The eight women swished daintily across the stage dressed in pastel evening gowns, high formal heels and brave, lipstick-covered smiles. At the end of the three-hour ordeal of strutting and singing, the curtain dropped and the row of Solomons retired. Soon the month of rehearsal and three hours of anxiety would be vindicated with a crown, a bouquet and the title of Miss Howard University.
The queen's pageant, a decades-old celebration of fall and football, was renewed Monday night at Howard's Crampton Auditorium. Of the city's major universities, Howard is the only one to still hold an elaborate homecoming and to select a queen each year.
At Howard, the tradition commands special devotion. In most schools a queen reigns with her beauty and popularity alone, but as perhaps befits the special consciousness of a black univeristy, Miss Howard was asked to shoulder a heavy load of special and sometimes conflicting images.
The theme for this year's pageant, said organizer Karen Giles, "was a queen's beauty seen in black women." "A queen represents the campus," Giles explained, "and she has to be diverse enough to represent the beauty, poise and posture of all the women of the campus."
The audience seemed to bear out Giles's claim, since about half of the students packed into the auditorium were women. Questions of sexism were dismissed:
After all, they're not parading around in bathing suits." said senior Sandra Davy. And many women shared the opinion of freshman Sheryl Moore, who liked "the way they project a positive image of the black woman. Nobody else goes around saying stuff like that."
The competition opened with a presentation describing "the Royal Queens of Our Heritage," in the glowing mystical style of Jean Toomer. Wrapped in light sari-like sheets and bathed in safron-colored light, the Misses School of Business Administration recited snatches of history of famous Africans like Cleopatra and Nefertiti.
Years ago, the homecoming queen was known as Miss Gridiron, and rather than the Nile, she ruled over the rites of the football "classic." Howard's campus newspaper, the Hilltop, billed the annual rivalry between Howard and Lincoln as "the greatest confrontation in Negro Intercollegiate Football."
By 1966, students demanded a queen who wore an afro and who demonstrated a commitment to principles of nationalism. Miss Howard 1980 forged an uneasy truce between the demands of tradition and those of relevance; she wore a diamond tiara on a head of relaxed curls, but she posed beneath the stage prop silhouette of a woman with a huge, natural hairstyle.
The duality seeped into the talent competition. Miss School of Communications Michelle Price Performed a dramatic rendition of five original poems with a heavy emphasis on relating the race's "suppression, degradation and oppression" at the hands of whites to a silent audience.
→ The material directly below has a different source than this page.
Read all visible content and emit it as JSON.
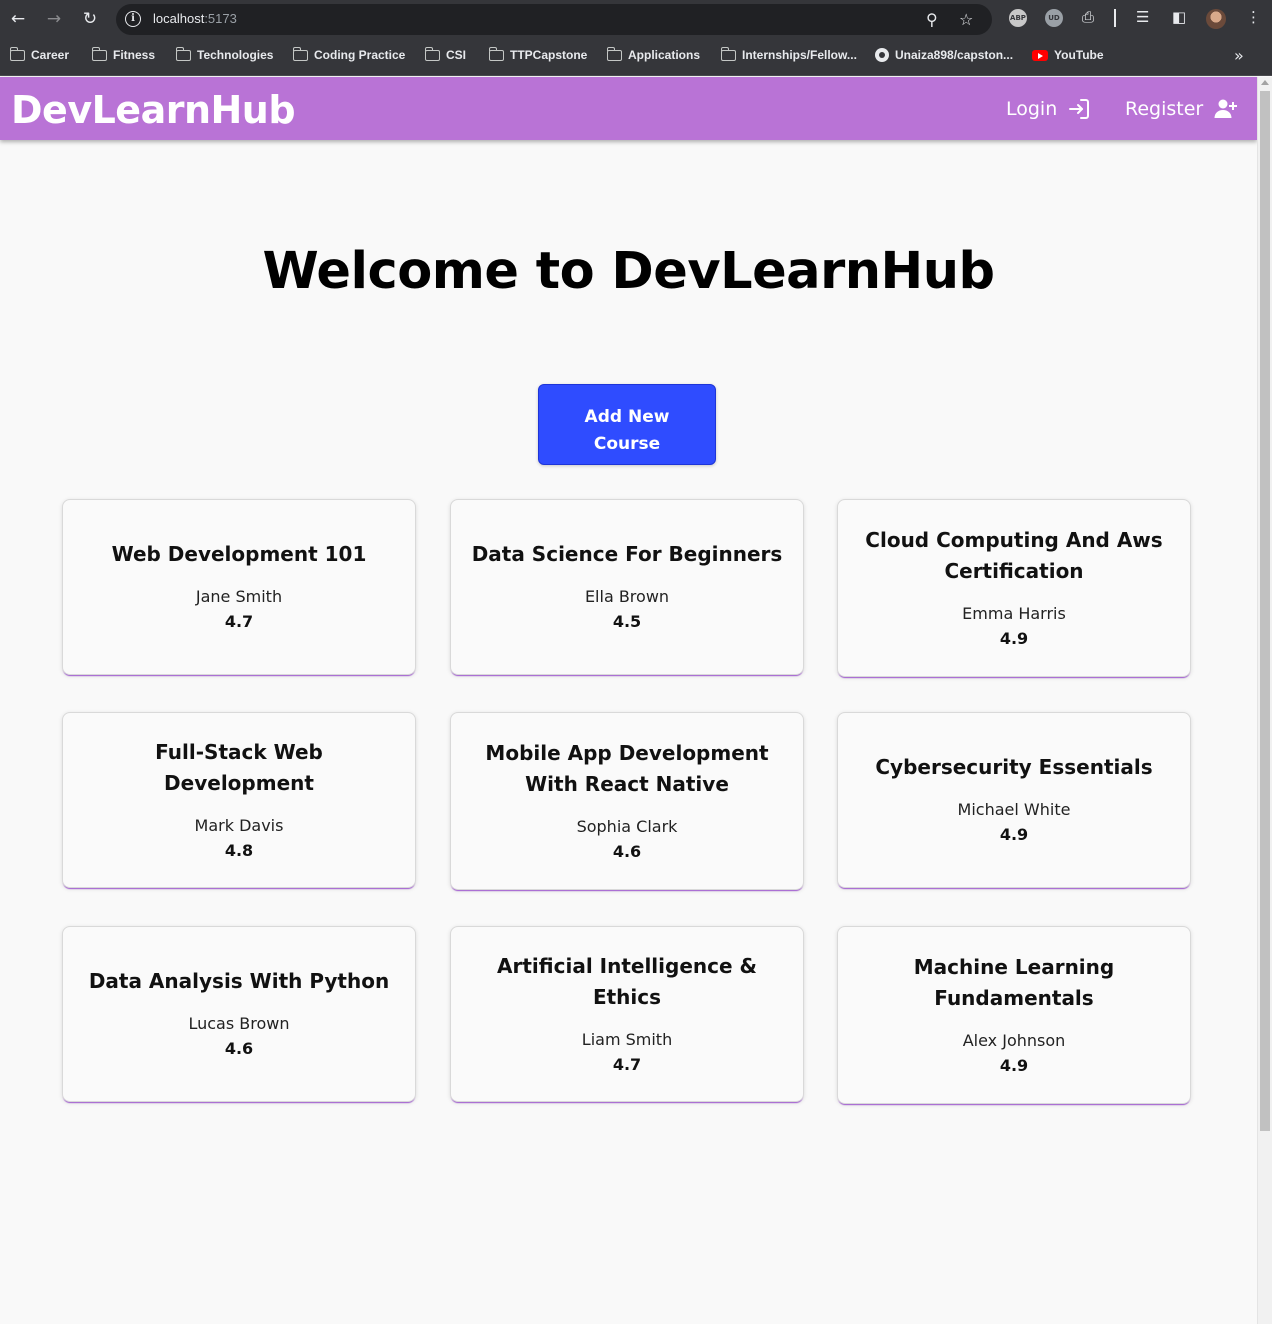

Dressed in her tight black leotard, she concluded: "I am the black woman, the most beautiful thing on this earth," to an explosion of applause. Miss Human Ecology, Abimbola Ajayi recited a poem which she said was based on an African custom. Her English pronunciation was labored and the audience booed. "If anyone was up there and the crowd didn't like it, they'd yell," said freshman Kirkland Grain, by way of explanation. "If they're good, they're good; if they're not, they'll yell."
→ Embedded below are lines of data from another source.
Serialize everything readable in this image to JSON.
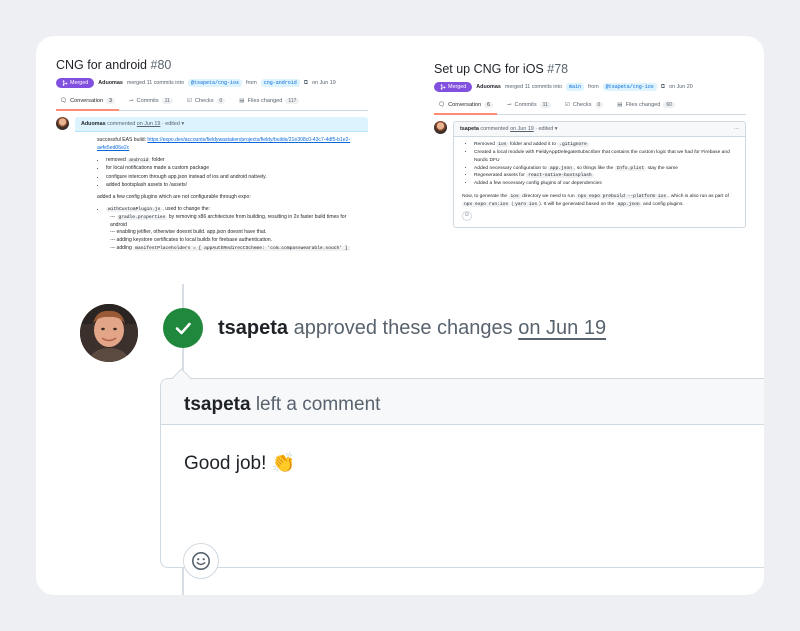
{
  "left_pr": {
    "title": "CNG for android",
    "number": "#80",
    "status": "Merged",
    "author": "Aduomas",
    "merge_text": "merged 11 commits into",
    "base_branch": "@tsapeta/cng-ios",
    "from_word": "from",
    "head_branch": "cng-android",
    "date": "on Jun 19",
    "tabs": [
      {
        "label": "Conversation",
        "count": "3"
      },
      {
        "label": "Commits",
        "count": "11"
      },
      {
        "label": "Checks",
        "count": "0"
      },
      {
        "label": "Files changed",
        "count": "117"
      }
    ],
    "comment": {
      "author": "Aduomas",
      "meta_prefix": "commented",
      "date": "on Jun 19",
      "edited": "· edited",
      "build_label": "successful EAS build:",
      "build_link": "https://expo.dev/accounts/fieldywastaken/projects/fieldy/builds/21e308c0-43c7-4df5-b1e2-aefe5ed06e2c",
      "bullets": [
        {
          "pre": "removed ",
          "code": "android",
          "post": " folder"
        },
        {
          "pre": "for local notifications made a custom package",
          "code": "",
          "post": ""
        },
        {
          "pre": "configure intercom through app.json instead of ios and android natively.",
          "code": "",
          "post": ""
        },
        {
          "pre": "added bootsplash assets to /assets/",
          "code": "",
          "post": ""
        }
      ],
      "config_intro": "added a few config plugins which are not configurable through expo:",
      "plugin_code": "withCustomPlugin.js",
      "plugin_text": ", used to change the:",
      "sub_lines": [
        {
          "pre": "--- ",
          "code": "gradle.properties",
          "post": " by removing x86 architecture from building, resulting in 2x faster build times for android"
        },
        {
          "pre": "--- enabling jetifier, otherwise doesnt build. app.json doesnt have that.",
          "code": "",
          "post": ""
        },
        {
          "pre": "--- adding keystore certificates to local builds for firebase authentication.",
          "code": "",
          "post": ""
        },
        {
          "pre": "--- adding ",
          "code": "manifestPlaceholders = [ appAuthRedirectScheme: 'com.compasswearable.souch' ]",
          "post": ""
        }
      ]
    }
  },
  "right_pr": {
    "title": "Set up CNG for iOS",
    "number": "#78",
    "status": "Merged",
    "author": "Aduomas",
    "merge_text": "merged 11 commits into",
    "base_branch": "main",
    "from_word": "from",
    "head_branch": "@tsapeta/cng-ios",
    "date": "on Jun 20",
    "tabs": [
      {
        "label": "Conversation",
        "count": "6"
      },
      {
        "label": "Commits",
        "count": "11"
      },
      {
        "label": "Checks",
        "count": "0"
      },
      {
        "label": "Files changed",
        "count": "60"
      }
    ],
    "comment": {
      "author": "tsapeta",
      "meta_prefix": "commented",
      "date": "on Jun 19",
      "edited": "· edited",
      "menu": "···",
      "bullets": [
        {
          "pre": "Removed ",
          "code": "ios",
          "post": " folder and added it to ",
          "code2": ".gitignore",
          "post2": ""
        },
        {
          "pre": "Created a local module with FieldyAppDelegateSubscriber that contains the custom logic that we had for Firebase and Nordic DFU",
          "code": "",
          "post": "",
          "code2": "",
          "post2": ""
        },
        {
          "pre": "Added necessary configuration to ",
          "code": "app.json",
          "post": ", so things like the ",
          "code2": "Info.plist",
          "post2": " stay the same"
        },
        {
          "pre": "Regenerated assets for ",
          "code": "react-native-bootsplash",
          "post": "",
          "code2": "",
          "post2": ""
        },
        {
          "pre": "Added a few necessary config plugins of our dependencies",
          "code": "",
          "post": "",
          "code2": "",
          "post2": ""
        }
      ],
      "para_1": "Now, to generate the ",
      "para_code1": "ios",
      "para_2": " directory we need to run ",
      "para_code2": "npx expo prebuild --platform ios",
      "para_3": ", which is also run as part of ",
      "para_code3": "npx expo run:ios",
      "para_4": " (",
      "para_code4": "yarn ios",
      "para_5": "). It will be generated based on the ",
      "para_code5": "app.json",
      "para_6": " and config plugins."
    }
  },
  "review": {
    "author": "tsapeta",
    "action": "approved these changes",
    "date": "on Jun 19",
    "comment_author": "tsapeta",
    "comment_action": "left a comment",
    "comment_body": "Good job! 👏"
  },
  "colors": {
    "merged": "#8250df",
    "approve": "#1f883d",
    "link": "#0969da"
  },
  "icons": [
    "merge-icon",
    "check-icon",
    "smiley-icon",
    "conversation-icon",
    "commits-icon",
    "checks-icon",
    "files-icon",
    "copy-icon"
  ]
}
Cathy Shepard of the School of Engineering wowed the audience with an upbeat mini-fashion show of her own designs; she didn't say "black" once, but the audience climbed into the seats to give her a standing ovation.
"Their mentality is young," said Yohannie Shambourger, a third-year graduate student n education, of the audience's hooting at a contestant's error. "This is where everybody gets out their frustrations. Wait till you see the talent show," he added. "They'll eat the people alive."
By 10 p.m., the judges were ready, and last year's Miss Howard poised herself near the winner's archway to crown her successor. The winner was Miss Engineering -- Cathy Shepard.
"She's an A-student, plays clarinet, sings, dances, designs clothes and has a sense of humor," said the winner's jubilant former roommates. Was it all worth it? "Yes, yes it was worth it!," said the first runner-up, Miss School of Pharmacy Donna Hubbard. "It's an accomplishment. You feel good if you can stand up in front of a Howard crowd."